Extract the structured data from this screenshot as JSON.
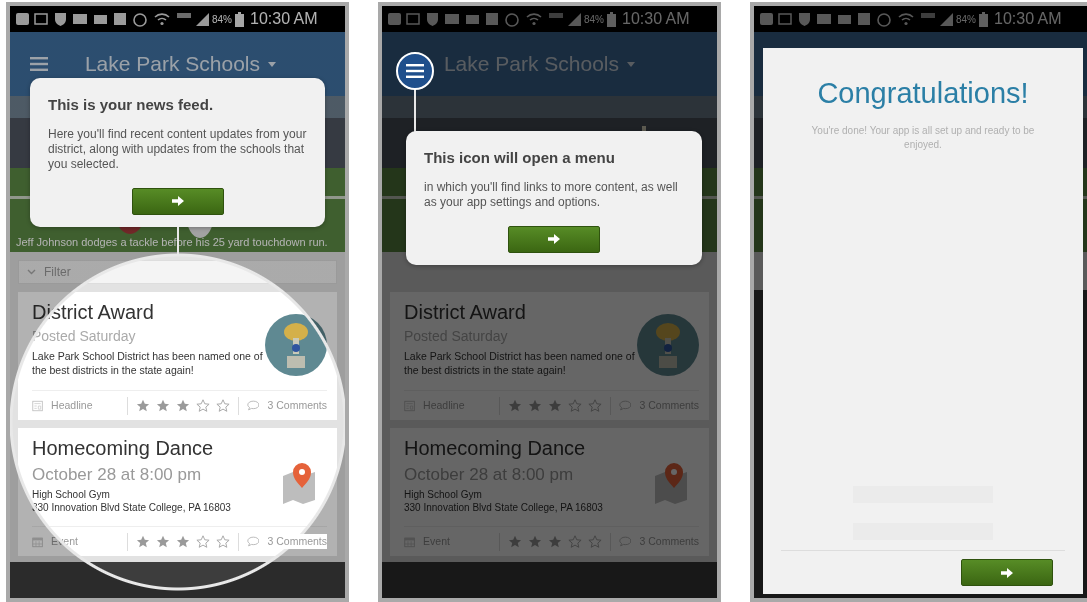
{
  "screens": [
    {
      "status_bar": {
        "battery": "84%",
        "time": "10:30 AM"
      },
      "header": {
        "title": "Lake Park Schools"
      },
      "hero": {
        "caption": "Jeff Johnson dodges a tackle before his 25 yard touchdown run."
      },
      "filter": {
        "label": "Filter"
      },
      "cards": [
        {
          "kind": "headline",
          "title": "District Award",
          "subtitle": "Posted Saturday",
          "text": "Lake Park School District has been named one of the best districts in the state again!",
          "type": "Headline",
          "stars": 3,
          "comments": "3 Comments"
        },
        {
          "kind": "event",
          "title": "Homecoming Dance",
          "subtitle": "October 28 at 8:00 pm",
          "lines": [
            "High School Gym",
            "330 Innovation Blvd State College, PA 16803"
          ],
          "type": "Event",
          "stars": 3,
          "comments": "3 Comments"
        }
      ],
      "overlay": {
        "kind": "spotlight_feed",
        "title": "This is your news feed.",
        "text": "Here you'll find recent content updates from your district, along with updates from the schools that you selected."
      }
    },
    {
      "status_bar": {
        "battery": "84%",
        "time": "10:30 AM"
      },
      "header": {
        "title": "Lake Park Schools"
      },
      "cards": [
        {
          "kind": "headline",
          "title": "District Award",
          "subtitle": "Posted Saturday",
          "text": "Lake Park School District has been named one of the best districts in the state again!",
          "type": "Headline",
          "stars": 3,
          "comments": "3 Comments"
        },
        {
          "kind": "event",
          "title": "Homecoming Dance",
          "subtitle": "October 28 at 8:00 pm",
          "lines": [
            "High School Gym",
            "330 Innovation Blvd State College, PA 16803"
          ],
          "type": "Event",
          "stars": 3,
          "comments": "3 Comments"
        }
      ],
      "overlay": {
        "kind": "spotlight_menu",
        "title": "This icon will open a menu",
        "text": "in which you'll find links to more content, as well as your app settings and options."
      }
    },
    {
      "status_bar": {
        "battery": "84%",
        "time": "10:30 AM"
      },
      "overlay": {
        "kind": "modal",
        "title": "Congratulations!",
        "text": "You're done! Your app is all set up and ready to be enjoyed."
      }
    }
  ]
}
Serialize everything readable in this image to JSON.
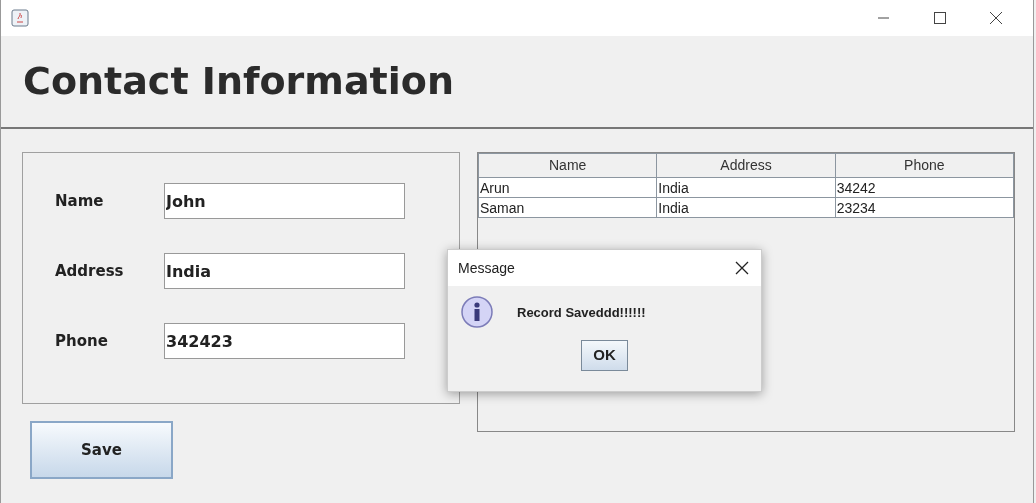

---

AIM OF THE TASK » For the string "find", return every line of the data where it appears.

SOLUTION FOR THIS PROBLEM »
        "text": "Here you'll find recent content updates from your district, along with updates from the schools that you selected."
        "text": "in which you'll find links to more content, as well as your app settings and options."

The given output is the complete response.